Case in point: the Pike County surface mines that are sending rocks and trees crashing through roofs and into bedrooms, keeping people in fear for their lives. State Rep. Keith Hall, D-Phelps, holds the permits for these operations, but says they are operated by others, including a company owned by West Virginia billionaire James Justice, who, with his family, spent $271,600 toward Gov. Steve Beshear's re-election and inauguration.
This example of coal's undiminished clout underlines some legacy questions for Kentucky: How much more ruin of water, land and human health will we allow? And how to ensure coal industry obligations don't become even heavier public burdens?
The mines permitted under Hall's name are repeat violators of safety and environmental standards. A company representative once told an inspector that the operation would shut down and "let the state have the permits" in response to more citations.
This is a potent threat. Kentucky requires reclamation bonds that don't begin to cover the costs of stabilizing a site and controlling water pollution and flooding. Forfeited bonds paid just a fifth of reclamation costs from January 2007 to May 2010, prompting the feds to threaten to seize surface mining enforcement. The state responded with a plan that would cover two-thirds of costs.
Kentucky's record of rolling over to the coal industry is long. But if ever there were a time to change, it's now.
Surface mining techniques that are kinder to the environment require more workers. Reducing the size and number of stream-choking valley fills, then reclaiming the land without delay not only protects water, it also creates jobs.
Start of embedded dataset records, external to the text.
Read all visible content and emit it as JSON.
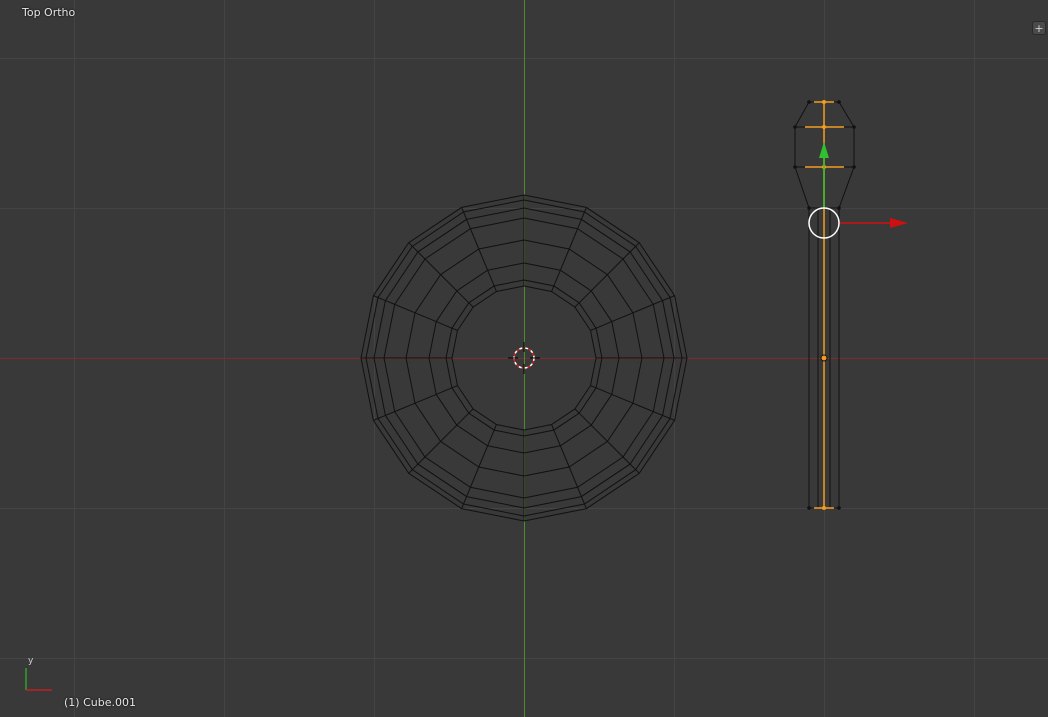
{
  "viewport": {
    "view_label": "Top Ortho",
    "object_info": "(1) Cube.001",
    "plus_symbol": "+",
    "axis_widget": {
      "y_label": "y"
    }
  },
  "colors": {
    "background": "#393939",
    "grid": "#444444",
    "x_axis": "#7a2e2e",
    "y_axis": "#4c8a2a",
    "wire": "#111111",
    "selected": "#f39c1f",
    "gizmo_x": "#d01010",
    "gizmo_y": "#30c030"
  }
}
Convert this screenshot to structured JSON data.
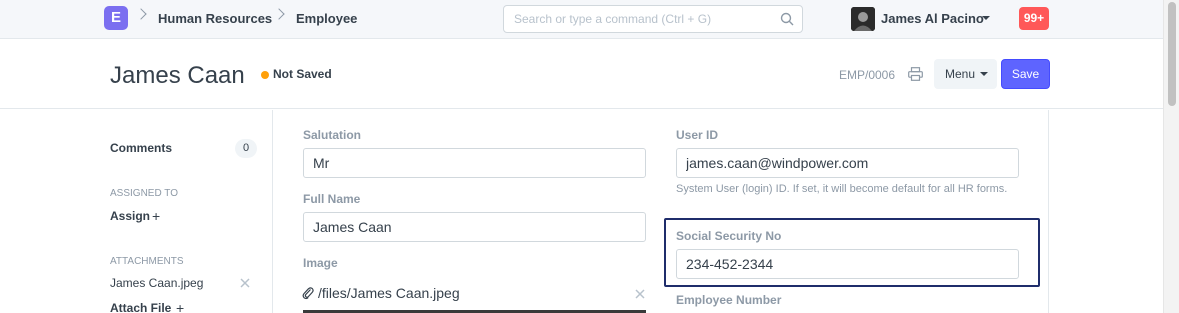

The coal industry isn't dead; it's adapting. Can Kentucky do the same?